What is mindful coaching?


What is mindful coaching?

Mindful coaching is where mindfulness and coaching meet. In mindfulness we learn to shift from doing mode into being mode. The ‘doing mode’ is typically characterised by stories, thinking, oriented towards past or future, automatic pilot and reactions or impulses. ‘Being mode’ on the other hand entails concepts like process, feelings, orientation to the here and now, intention and creative choice.

One could say that mindfulness meditation fancies being mode more (to be still and compassionate), whereas coaching prefers doing mode (goals and action plans). The combination, however, enhances both, says one coaching study (Spence et al, 2010), which found that mindfulness training combined with solution-focused coaching helps clients attain their health goals.

In her book on Mindful Coaching, Lizz Hall, a senior practitioner coach in the UK, lists 10 tips for mindful coaching. They apply mainly to the coach, although I feel the client might benefit from taking these tips to heart as well.

  1. Start doing an 8-week mindfulness course. Research shows that attention training for 8 weeks literally rewires our brains.
  2. Practice mindfulness (including meditation) regularly.
  3. Take a systemic approach to coaching, “being mindful” of the wider systems in which you and your clients operate.
  4. Approach coaching (and life) with non-judgment, openness, curiosity, and compassion.
  5. Prepare mindfully for each coaching session – this can take as little as a few minutes. E.g., walk mindfully to your coaching session, or sit in the park and pay attention to your breath for a few minutes.
  6. Share mindfulness practices within coaching sessions and as “homework” where useful and appropriate for the client. If the word mindfulness is off-putting for clients the exercises can be called centering practices, breathing practice or attention training. All these will help to become more resourceful and creative, more emotionally intelligent, more able to be resilient and manage stress – the research backs all of this up.
  7. Attend (not solely) to the present in all coaching interactions (thoughts, emotions, bodily sensations, happenings – both on your part and on the part of your client). Be curious about everything that arises, turning towards the ‘difficult’ as well as the ‘easy.’
  8. Don’t be overly-attached to outcome, for yourself or your clients.
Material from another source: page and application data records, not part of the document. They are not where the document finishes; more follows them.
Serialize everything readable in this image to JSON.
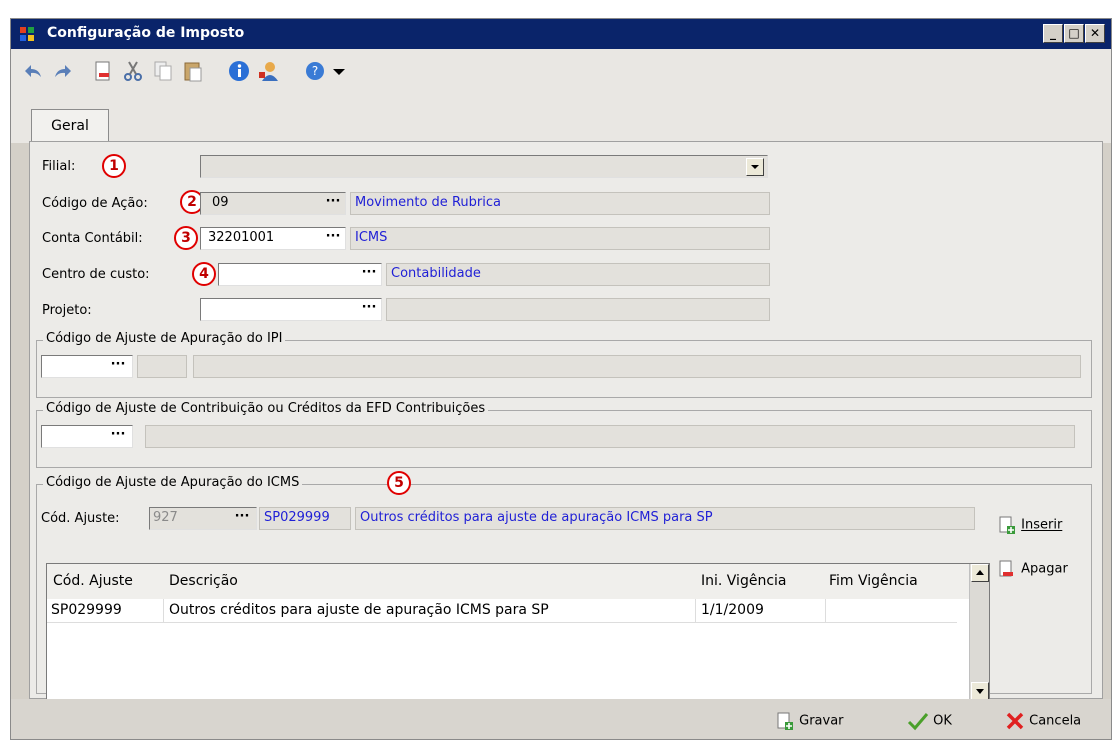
{
  "window": {
    "title": "Configuração de Imposto"
  },
  "toolbar": {
    "icons": [
      "undo-icon",
      "redo-icon",
      "new-doc-icon",
      "cut-icon",
      "copy-icon",
      "paste-icon",
      "info-icon",
      "user-icon",
      "help-icon",
      "dropdown-arrow-icon"
    ]
  },
  "tabs": [
    {
      "label": "Geral"
    }
  ],
  "form": {
    "filial": {
      "label": "Filial:",
      "marker": "1",
      "value": ""
    },
    "codigo_acao": {
      "label": "Código de Ação:",
      "marker": "2",
      "value": "09",
      "description": "Movimento de Rubrica"
    },
    "conta_contabil": {
      "label": "Conta Contábil:",
      "marker": "3",
      "value": "32201001",
      "description": "ICMS"
    },
    "centro_custo": {
      "label": "Centro de custo:",
      "marker": "4",
      "value": "",
      "description": "Contabilidade"
    },
    "projeto": {
      "label": "Projeto:",
      "value": "",
      "description": ""
    },
    "lookup_button": "···"
  },
  "groups": {
    "ipi": {
      "legend": "Código de Ajuste de Apuração do IPI"
    },
    "efd": {
      "legend": "Código de Ajuste de Contribuição ou Créditos da EFD Contribuições"
    },
    "icms": {
      "legend": "Código de Ajuste de Apuração do ICMS",
      "marker": "5",
      "cod_label": "Cód. Ajuste:",
      "cod_value": "927",
      "code_display": "SP029999",
      "desc_display": "Outros créditos para ajuste de apuração ICMS para SP",
      "insert_label": "Inserir",
      "delete_label": "Apagar",
      "columns": [
        "Cód. Ajuste",
        "Descrição",
        "Ini. Vigência",
        "Fim Vigência"
      ],
      "rows": [
        [
          "SP029999",
          "Outros créditos para ajuste de apuração ICMS para SP",
          "1/1/2009",
          ""
        ]
      ]
    }
  },
  "footer": {
    "save": "Gravar",
    "ok": "OK",
    "cancel": "Cancela"
  }
}
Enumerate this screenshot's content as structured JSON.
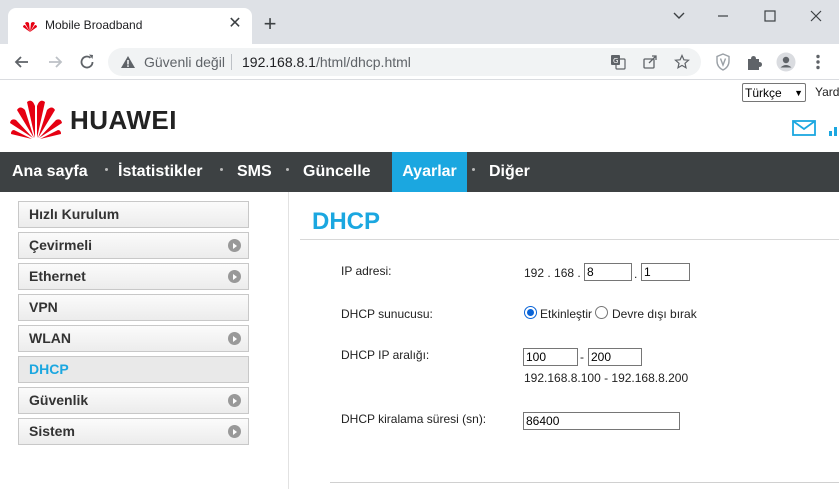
{
  "browser": {
    "tab_title": "Mobile Broadband",
    "security_label": "Güvenli değil",
    "url_host": "192.168.8.1",
    "url_path": "/html/dhcp.html",
    "icons": [
      "huawei-favicon",
      "close-icon",
      "plus-icon",
      "minimize-icon",
      "maximize-icon",
      "window-close-icon",
      "chevron-down-icon",
      "back-icon",
      "forward-icon",
      "reload-icon",
      "warning-icon",
      "translate-icon",
      "share-icon",
      "star-icon",
      "shield-extension-icon",
      "puzzle-icon",
      "profile-icon",
      "more-icon"
    ]
  },
  "header": {
    "brand": "HUAWEI",
    "language_selected": "Türkçe",
    "help_link": "Yard",
    "brand_color": "#e60012"
  },
  "nav": {
    "items": [
      {
        "label": "Ana sayfa"
      },
      {
        "label": "İstatistikler"
      },
      {
        "label": "SMS"
      },
      {
        "label": "Güncelle"
      },
      {
        "label": "Ayarlar",
        "active": true
      },
      {
        "label": "Diğer"
      }
    ],
    "active_color": "#1ba7e0",
    "background": "#3d4143"
  },
  "sidebar": {
    "items": [
      {
        "label": "Hızlı Kurulum",
        "has_submenu": false
      },
      {
        "label": "Çevirmeli",
        "has_submenu": true
      },
      {
        "label": "Ethernet",
        "has_submenu": true
      },
      {
        "label": "VPN",
        "has_submenu": false
      },
      {
        "label": "WLAN",
        "has_submenu": true
      },
      {
        "label": "DHCP",
        "has_submenu": false,
        "active": true
      },
      {
        "label": "Güvenlik",
        "has_submenu": true
      },
      {
        "label": "Sistem",
        "has_submenu": true
      }
    ]
  },
  "main": {
    "title": "DHCP",
    "ip_label": "IP adresi:",
    "ip_prefix": "192 . 168 .",
    "ip_octet3": "8",
    "ip_octet4": "1",
    "ip_dot": ".",
    "server_label": "DHCP sunucusu:",
    "server_enable": "Etkinleştir",
    "server_disable": "Devre dışı bırak",
    "server_enabled": true,
    "range_label": "DHCP IP aralığı:",
    "range_start": "100",
    "range_dash": "-",
    "range_end": "200",
    "range_note": "192.168.8.100 - 192.168.8.200",
    "lease_label": "DHCP kiralama süresi (sn):",
    "lease_value": "86400"
  }
}
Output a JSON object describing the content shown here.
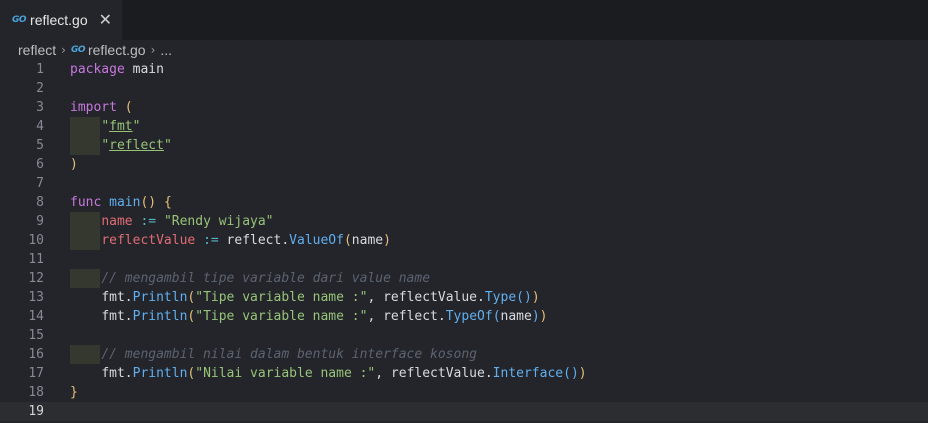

It can be incredibly powerful, particularly for leaders, to sit with not-knowing, to be open to whatever emerges in a non-judgmental, curious, compassionate way.
  9. Be compassionate to yourself and to your clients. Practicing mindfulness helps us develop compassion, which I believe is a central component of coaching. It can be incredibly hard to be self-compassionate, but well worth the effort.
  10. Have fun! In the West, we often take things far too seriously and can learn a great deal from Eastern teachings. Yes, mindfulness helps us manage stress, be more creative, improves our cognitive functioning and thus our “performance” but ultimately, for me (Liz Hall), mindfulness is about bringing joy back into our lives and those of our clients.

Well, Liz, I couldn’t agree with you more. Let’s bring the joy back into our lives!





This genius strategy for women to be heard in meetings will blow you away

Are you a woman working in a company, sector or industry dominated by males? Do you find it hard to get noticed, to make your opinion heard and to remain owner of your ideas? Well, learn from this interesting read published in The Washington Post. It truly is genius.

Testosterone in the room

Most of the people campainging for Obama were men. When Obama won the presidential elections these men subsequently filled his cabinet. At that time, the White House was not the most female friendly environment. Women found it was a tough circle to break.

They not only had to shoulder their way into important meetings. Once in, they also had to get their opinions noticed. That’s when female staffers started to band together and came up with a genius meeting strategy to make themselves heard.

‘Amplification’ strategy

What did they do differently? Whenever a woman made a key point, another woman would repeat it and pay credits to the author. This forced the men to acknowledge the point made and denied them to claim the idea of their own.

The female staffers called this the ‘amplification’ strategy and purposefully made it an everyday thing. Gradually, Obama began noticing them, calling more on women and junior staffers next to the more senior men.

As a result, things looked brighter for females in Obama’s second term, with now half of the White House departments headed by women.

Small ideas with big impact

The simplest strategies are often the most powerful. I was genuinely blown away by its sheer simplicity. It’s such a small effort to implement this in your own company as of today. So go band with your fellow sisters at work, voice your opinions and amplify each other. I would love to hear how it works out for you!

Source: www.nymag.com